Read the data below line by line and copy each one with "icon" in it.

──────────

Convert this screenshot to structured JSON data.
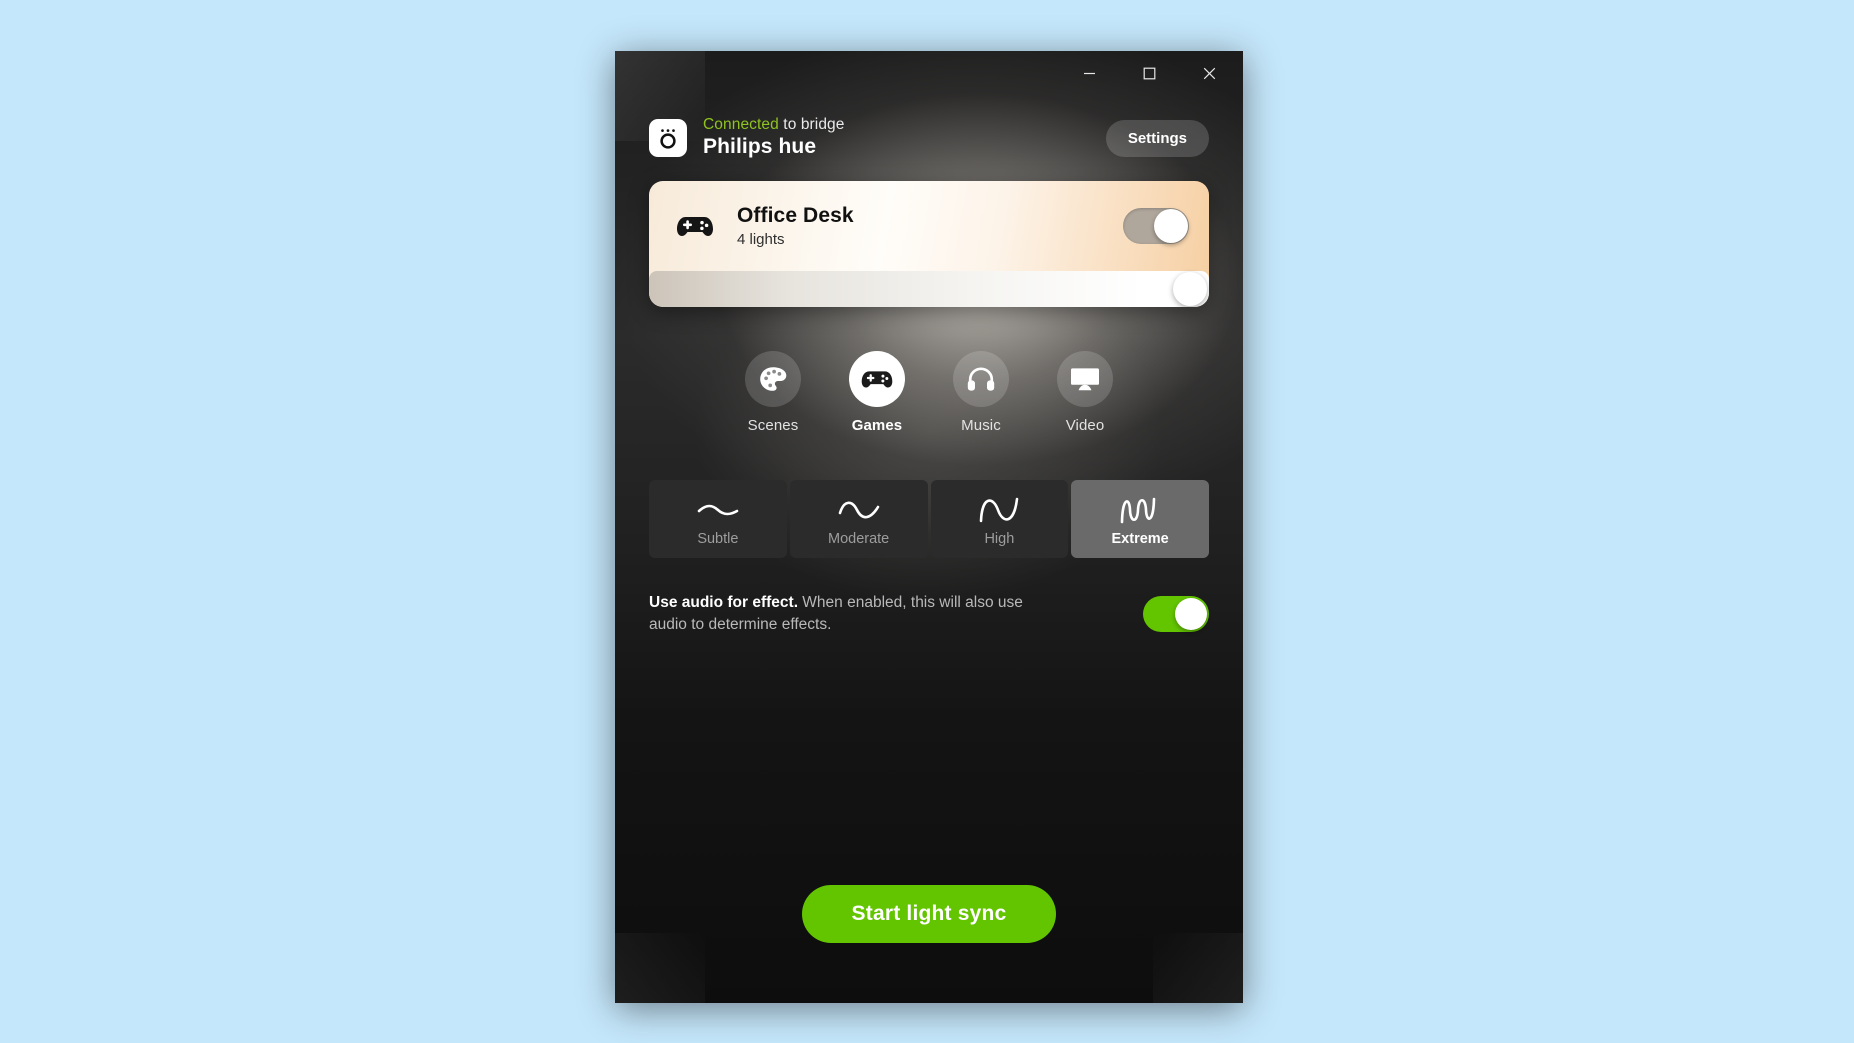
{
  "window": {
    "controls": {
      "minimize_label": "Minimize",
      "maximize_label": "Maximize",
      "close_label": "Close"
    }
  },
  "header": {
    "bridge_icon": "hue-bridge-icon",
    "connection_status": "Connected",
    "connection_suffix": " to bridge",
    "bridge_name": "Philips hue",
    "settings_label": "Settings",
    "status_color": "#8fc31f"
  },
  "light_card": {
    "area_icon": "gamepad-icon",
    "area_name": "Office Desk",
    "area_subtitle": "4 lights",
    "power_on": true,
    "brightness_percent": 100
  },
  "modes": {
    "items": [
      {
        "id": "scenes",
        "label": "Scenes",
        "icon": "palette-icon",
        "selected": false
      },
      {
        "id": "games",
        "label": "Games",
        "icon": "gamepad-icon",
        "selected": true
      },
      {
        "id": "music",
        "label": "Music",
        "icon": "headphones-icon",
        "selected": false
      },
      {
        "id": "video",
        "label": "Video",
        "icon": "monitor-icon",
        "selected": false
      }
    ]
  },
  "intensity": {
    "items": [
      {
        "id": "subtle",
        "label": "Subtle",
        "icon": "wave-flat-icon",
        "selected": false
      },
      {
        "id": "moderate",
        "label": "Moderate",
        "icon": "wave-low-icon",
        "selected": false
      },
      {
        "id": "high",
        "label": "High",
        "icon": "wave-medium-icon",
        "selected": false
      },
      {
        "id": "extreme",
        "label": "Extreme",
        "icon": "wave-high-icon",
        "selected": true
      }
    ]
  },
  "audio_option": {
    "title": "Use audio for effect.",
    "description": " When enabled, this will also use audio to determine effects.",
    "enabled": true,
    "accent_color": "#63c400"
  },
  "footer": {
    "start_sync_label": "Start light sync",
    "accent_color": "#63c400"
  }
}
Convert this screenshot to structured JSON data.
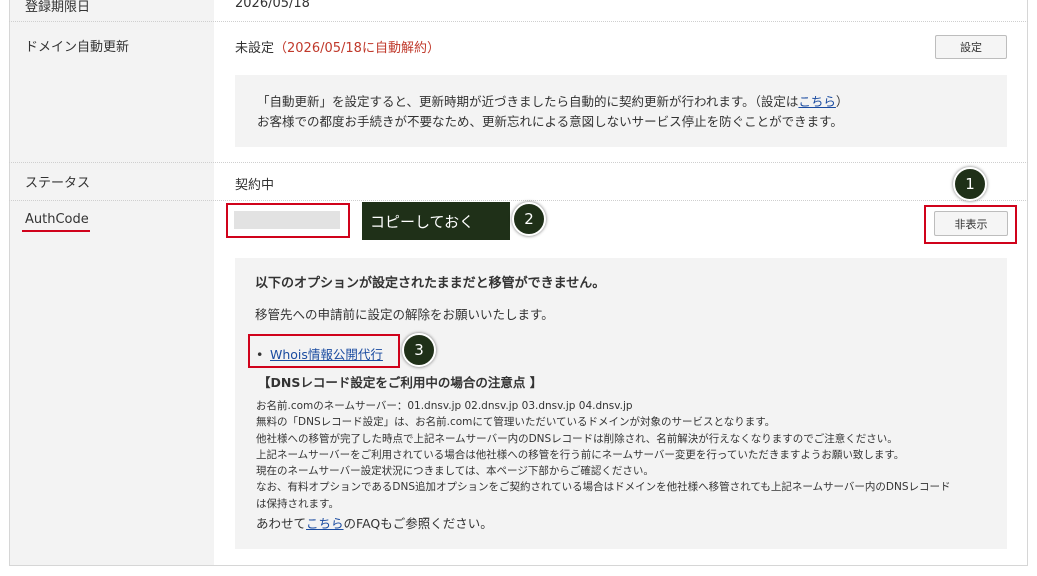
{
  "rows": {
    "expiry": {
      "label": "登録期限日",
      "value": "2026/05/18"
    },
    "auto_renew": {
      "label": "ドメイン自動更新",
      "status": "未設定",
      "status_note": "（2026/05/18に自動解約）",
      "button": "設定",
      "info_line1_before": "「自動更新」を設定すると、更新時期が近づきましたら自動的に契約更新が行われます。（設定は",
      "info_link": "こちら",
      "info_line1_after": "）",
      "info_line2": "お客様での都度お手続きが不要なため、更新忘れによる意図しないサービス停止を防ぐことができます。"
    },
    "status": {
      "label": "ステータス",
      "value": "契約中"
    },
    "authcode": {
      "label": "AuthCode",
      "hide_button": "非表示",
      "copy_note": "コピーしておく",
      "notice": {
        "heading": "以下のオプションが設定されたままだと移管ができません。",
        "subtext": "移管先への申請前に設定の解除をお願いいたします。",
        "option_link": "Whois情報公開代行",
        "dns_heading": "【DNSレコード設定をご利用中の場合の注意点 】",
        "dns_lines": [
          "お名前.comのネームサーバー：01.dnsv.jp 02.dnsv.jp 03.dnsv.jp 04.dnsv.jp",
          "無料の「DNSレコード設定」は、お名前.comにて管理いただいているドメインが対象のサービスとなります。",
          "他社様への移管が完了した時点で上記ネームサーバー内のDNSレコードは削除され、名前解決が行えなくなりますのでご注意ください。",
          "上記ネームサーバーをご利用されている場合は他社様への移管を行う前にネームサーバー変更を行っていただきますようお願い致します。",
          "現在のネームサーバー設定状況につきましては、本ページ下部からご確認ください。",
          "なお、有料オプションであるDNS追加オプションをご契約されている場合はドメインを他社様へ移管されても上記ネームサーバー内のDNSレコード",
          "は保持されます。"
        ],
        "faq_before": "あわせて",
        "faq_link": "こちら",
        "faq_after": "のFAQもご参照ください。"
      }
    }
  },
  "callouts": [
    "1",
    "2",
    "3"
  ]
}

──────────

## Problem solution
    "bridge_icon": "hue-bridge-icon",
    "area_icon": "gamepad-icon",
        "icon": "palette-icon",
        "icon": "gamepad-icon",
        "icon": "headphones-icon",
        "icon": "monitor-icon",
        "icon": "wave-flat-icon",
        "icon": "wave-low-icon",
        "icon": "wave-medium-icon",
        "icon": "wave-high-icon",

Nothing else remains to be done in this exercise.